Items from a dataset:
........
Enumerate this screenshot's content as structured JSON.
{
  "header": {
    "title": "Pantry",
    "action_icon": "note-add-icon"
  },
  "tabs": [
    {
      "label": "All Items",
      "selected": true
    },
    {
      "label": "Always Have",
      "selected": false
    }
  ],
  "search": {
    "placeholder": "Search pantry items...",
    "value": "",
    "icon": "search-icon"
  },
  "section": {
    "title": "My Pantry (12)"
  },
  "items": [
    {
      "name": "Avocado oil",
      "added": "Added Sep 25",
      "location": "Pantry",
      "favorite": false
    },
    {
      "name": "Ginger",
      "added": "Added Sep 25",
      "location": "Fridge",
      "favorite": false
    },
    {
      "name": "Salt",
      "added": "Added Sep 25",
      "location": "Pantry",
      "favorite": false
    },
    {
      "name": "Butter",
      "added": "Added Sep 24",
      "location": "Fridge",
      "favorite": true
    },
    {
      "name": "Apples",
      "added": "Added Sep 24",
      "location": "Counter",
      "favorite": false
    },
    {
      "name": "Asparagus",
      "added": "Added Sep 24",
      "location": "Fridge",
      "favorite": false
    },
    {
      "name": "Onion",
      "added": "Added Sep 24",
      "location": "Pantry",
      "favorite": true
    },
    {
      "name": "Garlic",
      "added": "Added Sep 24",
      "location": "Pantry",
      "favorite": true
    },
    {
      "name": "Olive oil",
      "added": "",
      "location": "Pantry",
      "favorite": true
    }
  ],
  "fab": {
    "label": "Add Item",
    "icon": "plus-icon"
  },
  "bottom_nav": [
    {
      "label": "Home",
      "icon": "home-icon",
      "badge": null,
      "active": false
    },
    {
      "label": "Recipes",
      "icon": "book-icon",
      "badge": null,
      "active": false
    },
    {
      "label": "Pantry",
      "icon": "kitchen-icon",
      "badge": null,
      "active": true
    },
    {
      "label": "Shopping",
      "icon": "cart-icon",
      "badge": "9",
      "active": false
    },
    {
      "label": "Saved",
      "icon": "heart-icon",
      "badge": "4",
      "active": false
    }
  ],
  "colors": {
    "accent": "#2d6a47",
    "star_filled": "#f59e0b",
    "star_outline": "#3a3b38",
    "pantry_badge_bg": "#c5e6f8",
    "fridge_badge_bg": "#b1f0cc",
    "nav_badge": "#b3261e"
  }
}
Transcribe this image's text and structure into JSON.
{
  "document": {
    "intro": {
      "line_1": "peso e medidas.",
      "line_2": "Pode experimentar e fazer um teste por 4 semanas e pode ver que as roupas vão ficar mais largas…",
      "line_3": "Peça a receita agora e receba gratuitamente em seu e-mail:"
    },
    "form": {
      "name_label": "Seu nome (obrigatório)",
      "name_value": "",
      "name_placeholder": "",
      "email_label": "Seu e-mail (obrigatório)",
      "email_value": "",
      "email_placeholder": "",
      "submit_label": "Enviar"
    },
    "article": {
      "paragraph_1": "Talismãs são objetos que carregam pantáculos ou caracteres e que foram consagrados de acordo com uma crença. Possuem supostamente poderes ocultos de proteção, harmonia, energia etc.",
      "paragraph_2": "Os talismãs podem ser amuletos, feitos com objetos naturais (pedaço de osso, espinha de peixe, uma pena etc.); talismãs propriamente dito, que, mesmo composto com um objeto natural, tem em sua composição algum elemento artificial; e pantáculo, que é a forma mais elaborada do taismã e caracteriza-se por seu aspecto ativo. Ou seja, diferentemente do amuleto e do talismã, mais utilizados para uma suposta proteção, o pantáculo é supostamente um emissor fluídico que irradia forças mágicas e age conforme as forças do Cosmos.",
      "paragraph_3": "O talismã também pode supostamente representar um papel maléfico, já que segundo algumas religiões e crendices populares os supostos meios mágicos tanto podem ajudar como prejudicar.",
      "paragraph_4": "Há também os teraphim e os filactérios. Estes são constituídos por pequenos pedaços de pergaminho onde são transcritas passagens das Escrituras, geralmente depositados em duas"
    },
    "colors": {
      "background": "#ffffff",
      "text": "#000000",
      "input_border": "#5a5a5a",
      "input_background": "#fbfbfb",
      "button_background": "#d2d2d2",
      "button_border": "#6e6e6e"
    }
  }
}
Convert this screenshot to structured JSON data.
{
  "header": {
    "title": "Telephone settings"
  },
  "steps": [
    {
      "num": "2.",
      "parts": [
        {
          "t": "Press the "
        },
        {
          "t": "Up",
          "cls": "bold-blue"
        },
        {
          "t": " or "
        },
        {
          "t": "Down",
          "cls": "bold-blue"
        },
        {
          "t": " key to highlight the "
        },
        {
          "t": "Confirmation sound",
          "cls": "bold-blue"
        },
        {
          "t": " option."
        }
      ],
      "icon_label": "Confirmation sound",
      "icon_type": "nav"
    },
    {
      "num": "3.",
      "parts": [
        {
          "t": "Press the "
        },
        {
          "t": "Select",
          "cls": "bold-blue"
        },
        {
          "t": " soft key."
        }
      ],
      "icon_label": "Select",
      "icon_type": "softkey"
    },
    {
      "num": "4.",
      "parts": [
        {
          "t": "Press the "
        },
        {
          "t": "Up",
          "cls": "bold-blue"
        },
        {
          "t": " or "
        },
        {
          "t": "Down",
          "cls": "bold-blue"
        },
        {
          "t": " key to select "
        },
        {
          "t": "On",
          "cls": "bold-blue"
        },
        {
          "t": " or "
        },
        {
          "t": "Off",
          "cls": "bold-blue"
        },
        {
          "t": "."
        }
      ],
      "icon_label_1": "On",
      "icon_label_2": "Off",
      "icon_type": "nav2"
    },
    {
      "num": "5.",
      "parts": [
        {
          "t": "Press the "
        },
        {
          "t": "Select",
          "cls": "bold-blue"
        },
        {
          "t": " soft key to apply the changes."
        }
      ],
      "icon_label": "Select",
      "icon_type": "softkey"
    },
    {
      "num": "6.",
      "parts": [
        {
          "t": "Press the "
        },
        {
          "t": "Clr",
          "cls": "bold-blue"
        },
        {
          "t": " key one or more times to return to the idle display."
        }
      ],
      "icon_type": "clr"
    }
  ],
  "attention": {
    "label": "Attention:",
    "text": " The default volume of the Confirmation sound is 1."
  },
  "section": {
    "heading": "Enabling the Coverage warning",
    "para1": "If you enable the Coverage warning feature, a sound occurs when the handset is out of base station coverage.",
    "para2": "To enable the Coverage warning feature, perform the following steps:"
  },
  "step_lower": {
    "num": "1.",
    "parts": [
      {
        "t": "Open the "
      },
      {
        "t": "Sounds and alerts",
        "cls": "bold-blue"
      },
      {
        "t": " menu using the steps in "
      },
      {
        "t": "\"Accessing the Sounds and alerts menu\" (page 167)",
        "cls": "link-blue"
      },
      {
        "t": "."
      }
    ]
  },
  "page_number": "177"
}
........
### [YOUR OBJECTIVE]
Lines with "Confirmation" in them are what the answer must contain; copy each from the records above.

### [WRITTEN ANSWER]
          "t": "Confirmation sound",
      "icon_label": "Confirmation sound",
    "text": " The default volume of the Confirmation sound is 1."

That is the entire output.